Baccam adds, “Once you have good, solid policies, you need to educate users about them. Just having the policies is no good if no one understands how to follow them.” For employees that travel a great deal and use hotspots and hotzones frequently, special attention should be given to training them on how to stay safe.
An IT department should explain that there are different types of hotspots, in order to make users more aware of security risks. Some, like major coffee shop chains, are eager to tout the level of security that they offer, and can usually be trusted.
Don McKinnon, vice president of music and entertainment for Starbucks, notes that the company is developing a great deal of content connected to its hotspot service. Customers can log on through the company’s T-1 line and get a bevy of Internet-only treats like music and video. In order to woo more customers to such a robust offering, Starbucks made it a priority to have bulletproof security in place. “We want to have Wi-Fi access as a core part of a customer’s experience,” McKinnon said. “For that, you need amazing security.”
Beyond the rock-solid security of established coffee purveyors, the hotspot security world gets murky. Julie Ask, research director for Jupiter Research says, “In general, if somebody’s using a hotspot, security is up to them. Enterprises have to educate their people about hotspot security.”
In addition to employee education, there’s a need for the right hardware and software mix to keep traveling laptops safe from harm or hack. Some employees may think that firewalls offer enough protection when they’re surfing outside of the office, but firewalls only protect data that’s stored on the laptop. They don’t protect data sent from a laptop through a wireless access point. What does keep that information safe is a VPN, but not all companies have automatically put VPNs on every laptop.
“There are constant updates going on in the security realm in terms of hotspots,” says Kurt Bauer, senior vice president of field operations for public access solutions provider Nomadix. “IT managers should buy security products with hotspots in mind.”

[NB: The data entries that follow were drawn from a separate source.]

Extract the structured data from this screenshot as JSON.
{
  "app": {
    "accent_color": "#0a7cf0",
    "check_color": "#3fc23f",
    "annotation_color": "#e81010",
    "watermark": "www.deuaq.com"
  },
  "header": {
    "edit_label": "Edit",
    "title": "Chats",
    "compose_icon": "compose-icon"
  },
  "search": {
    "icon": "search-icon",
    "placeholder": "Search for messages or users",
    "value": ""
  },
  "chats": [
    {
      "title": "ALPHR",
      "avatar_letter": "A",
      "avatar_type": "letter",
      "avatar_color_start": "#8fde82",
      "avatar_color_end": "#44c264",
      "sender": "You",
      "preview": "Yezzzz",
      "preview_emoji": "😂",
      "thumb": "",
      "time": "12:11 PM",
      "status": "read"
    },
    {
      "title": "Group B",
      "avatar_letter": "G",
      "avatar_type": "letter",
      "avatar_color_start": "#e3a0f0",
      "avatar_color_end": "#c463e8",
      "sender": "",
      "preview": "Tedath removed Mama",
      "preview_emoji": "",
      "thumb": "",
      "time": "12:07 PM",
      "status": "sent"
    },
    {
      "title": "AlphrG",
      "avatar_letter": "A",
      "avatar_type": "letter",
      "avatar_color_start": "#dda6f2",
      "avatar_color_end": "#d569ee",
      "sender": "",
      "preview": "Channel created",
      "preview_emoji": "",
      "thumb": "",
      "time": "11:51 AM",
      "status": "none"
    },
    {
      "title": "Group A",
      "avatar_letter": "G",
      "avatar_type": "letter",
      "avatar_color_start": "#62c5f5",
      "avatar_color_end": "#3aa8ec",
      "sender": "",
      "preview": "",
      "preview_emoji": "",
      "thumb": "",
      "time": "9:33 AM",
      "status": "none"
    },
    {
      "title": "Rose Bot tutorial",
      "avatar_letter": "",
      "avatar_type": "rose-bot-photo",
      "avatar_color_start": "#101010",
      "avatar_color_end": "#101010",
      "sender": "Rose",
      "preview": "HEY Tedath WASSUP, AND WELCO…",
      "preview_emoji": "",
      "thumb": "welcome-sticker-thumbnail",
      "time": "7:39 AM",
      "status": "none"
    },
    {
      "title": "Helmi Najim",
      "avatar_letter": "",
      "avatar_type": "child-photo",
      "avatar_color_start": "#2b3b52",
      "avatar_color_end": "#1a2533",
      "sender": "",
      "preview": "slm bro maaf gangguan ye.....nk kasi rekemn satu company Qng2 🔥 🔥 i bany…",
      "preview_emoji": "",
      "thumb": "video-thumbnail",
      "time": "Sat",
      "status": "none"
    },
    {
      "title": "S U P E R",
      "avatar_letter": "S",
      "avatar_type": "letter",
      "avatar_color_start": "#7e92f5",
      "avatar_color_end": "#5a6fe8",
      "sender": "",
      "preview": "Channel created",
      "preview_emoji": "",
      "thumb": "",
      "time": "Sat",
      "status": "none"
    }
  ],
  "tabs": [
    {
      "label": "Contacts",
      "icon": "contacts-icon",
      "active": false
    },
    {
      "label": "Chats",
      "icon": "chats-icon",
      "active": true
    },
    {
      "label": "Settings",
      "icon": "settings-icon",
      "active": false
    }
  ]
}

This means that on the IT shopping list should be VPNs with built-in security, or even a third-party service like HotSpot VPN. The product connects individual hotspot users to a VPN that encrypts data that’s sent from a user’s computer to a hotspot access point. From there, the information is filtered through the HotSpotVPN server and then to the Internet. This kind of solution might prove especially attractive for small and mid-size companies, since the cost per user is under $10 per month. Although a service like this one could mean a loss in performance, the speed of a T-1 connection that’s usually employed for hotspots should make it barely noticeable for most users.
Safer days ahead

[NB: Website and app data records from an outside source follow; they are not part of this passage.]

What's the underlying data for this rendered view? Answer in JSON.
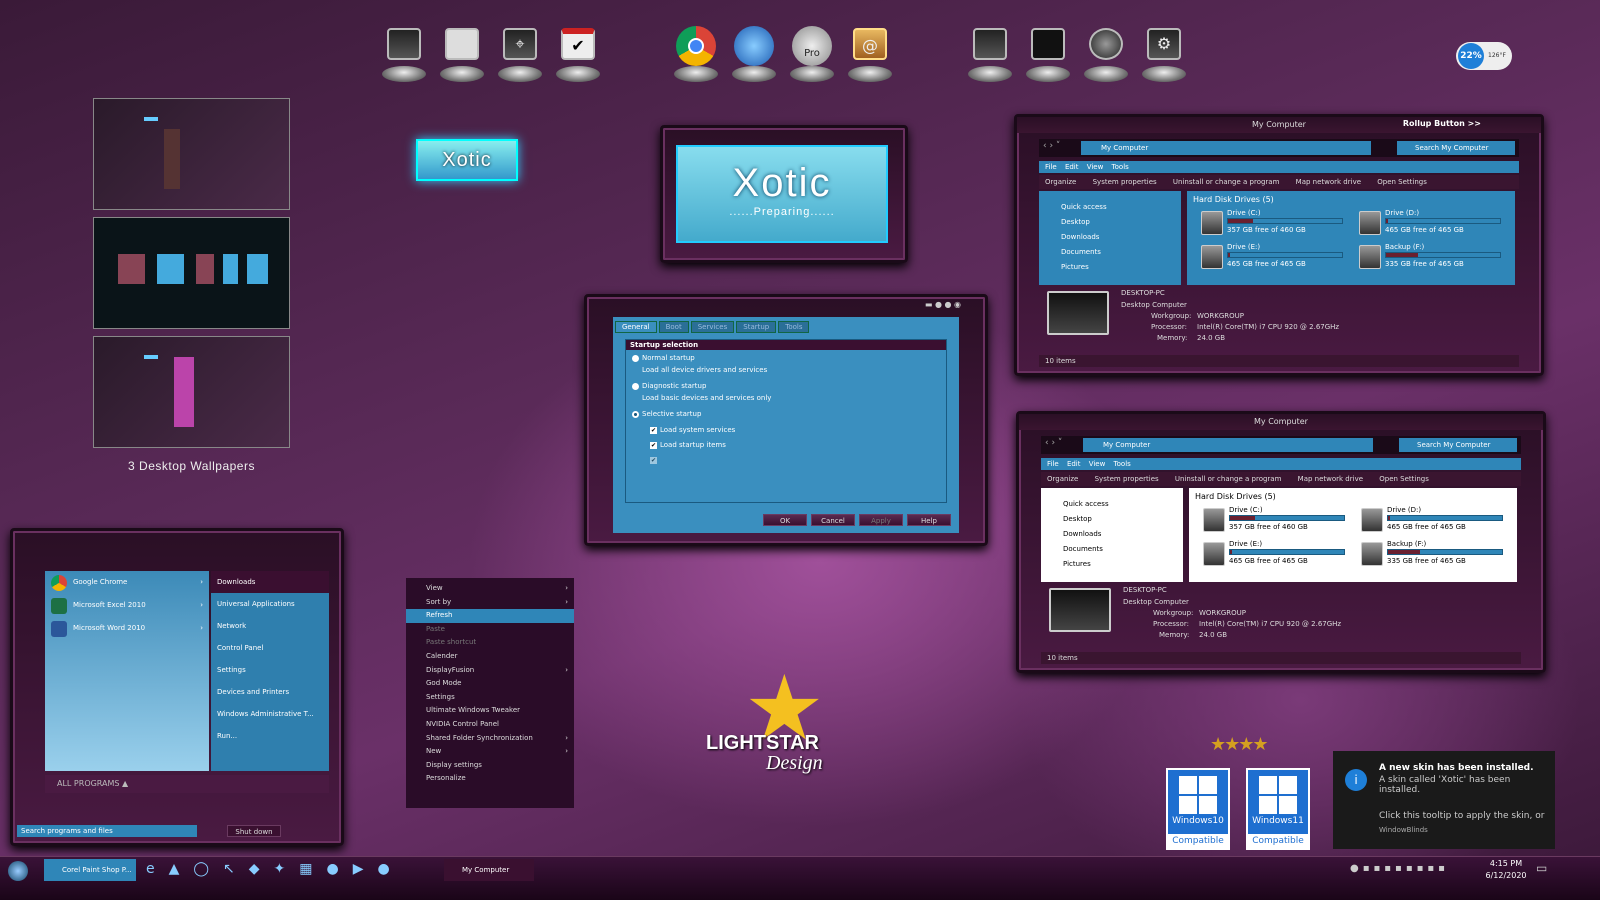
{
  "dock": {
    "group1": [
      "monitor-icon",
      "clipboard-icon",
      "satellite-icon",
      "calendar-check-icon"
    ],
    "group2": [
      "chrome-icon",
      "thunderbird-icon",
      "pro-icon",
      "contacts-icon"
    ],
    "group3": [
      "settings-monitor-icon",
      "terminal-icon",
      "wheel-icon",
      "gear-monitor-icon"
    ],
    "pro_label": "Pro"
  },
  "weather": {
    "percent": "22%",
    "temp": "126°F"
  },
  "wallpapers": {
    "caption": "3 Desktop Wallpapers"
  },
  "xotic_small": "Xotic",
  "xotic_big": {
    "title": "Xotic",
    "subtitle": "......Preparing......"
  },
  "dialog": {
    "tabs": [
      "General",
      "Boot",
      "Services",
      "Startup",
      "Tools"
    ],
    "group": "Startup selection",
    "normal": "Normal startup",
    "normal_desc": "Load all device drivers and services",
    "diag": "Diagnostic startup",
    "diag_desc": "Load basic devices and services only",
    "selective": "Selective startup",
    "load_sys": "Load system services",
    "load_startup": "Load startup items",
    "buttons": [
      "OK",
      "Cancel",
      "Apply",
      "Help"
    ]
  },
  "explorer1": {
    "title": "My Computer",
    "rollup": "Rollup Button >>",
    "address": "My Computer",
    "search": "Search My Computer",
    "menu": "File  Edit  View  Tools",
    "cmd": [
      "Organize",
      "System properties",
      "Uninstall or change a program",
      "Map network drive",
      "Open Settings"
    ],
    "nav": [
      "Quick access",
      "Desktop",
      "Downloads",
      "Documents",
      "Pictures"
    ],
    "section": "Hard Disk Drives (5)",
    "drives": [
      {
        "name": "Drive (C:)",
        "free": "357 GB free of 460 GB",
        "used": 0.22
      },
      {
        "name": "Drive (D:)",
        "free": "465 GB free of 465 GB",
        "used": 0.02
      },
      {
        "name": "Drive (E:)",
        "free": "465 GB free of 465 GB",
        "used": 0.02
      },
      {
        "name": "Backup (F:)",
        "free": "335 GB free of 465 GB",
        "used": 0.28
      }
    ],
    "pc": "DESKTOP-PC",
    "pc_type": "Desktop Computer",
    "wg_l": "Workgroup:",
    "wg": "WORKGROUP",
    "proc_l": "Processor:",
    "proc": "Intel(R) Core(TM) i7 CPU       920  @ 2.67GHz",
    "mem_l": "Memory:",
    "mem": "24.0 GB",
    "status": "10 items"
  },
  "start": {
    "pinned": [
      "Google Chrome",
      "Microsoft Excel 2010",
      "Microsoft Word 2010"
    ],
    "right": [
      "Downloads",
      "Universal Applications",
      "Network",
      "Control Panel",
      "Settings",
      "Devices and Printers",
      "Windows Administrative T...",
      "Run..."
    ],
    "all": "ALL PROGRAMS",
    "search": "Search programs and files",
    "shutdown": "Shut down"
  },
  "ctx": [
    "View",
    "Sort by",
    "Refresh",
    "Paste",
    "Paste shortcut",
    "Calender",
    "DisplayFusion",
    "God Mode",
    "Settings",
    "Ultimate Windows Tweaker",
    "NVIDIA Control Panel",
    "Shared Folder Synchronization",
    "New",
    "Display settings",
    "Personalize"
  ],
  "logo": {
    "a": "LIGHTSTAR",
    "b": "Design"
  },
  "badges": [
    {
      "name": "Windows10",
      "cmp": "Compatible"
    },
    {
      "name": "Windows11",
      "cmp": "Compatible"
    }
  ],
  "toast": {
    "title": "A new skin has been installed.",
    "body": "A skin called 'Xotic' has been installed.",
    "hint": "Click this tooltip to apply the skin, or",
    "app": "WindowBlinds"
  },
  "taskbar": {
    "app1": "Corel Paint Shop P...",
    "app2": "My Computer",
    "time": "4:15 PM",
    "date": "6/12/2020"
  }
}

While companies are learning to lock down, there’s a growing movement toward making hotspots and hotzones more secure. T-Mobile, which has about 4,000 hotspots, is proving to be very attractive to the corporate market with its recent iPass agreement. The iPass virtual Wi-Fi network lets a single user access the Internet though a software interface that has built-in security.
The T-Mobile system won’t work for everybody, because the service only works with Windows XP clients and systems that use Windows Server 2003. Still, when compared to some of the sketchy security found elsewhere, it’s considered a major step forward toward locking down wireless zones.
Until companies like T-Mobile and Starbucks get their wish for a safer hotspot that everyone will use, it’s up to individual users to make sure that they’re not putting themselves, and their companies, into danger. “Hotspots are a great trend,” Bauer says, “as long as you’re careful.”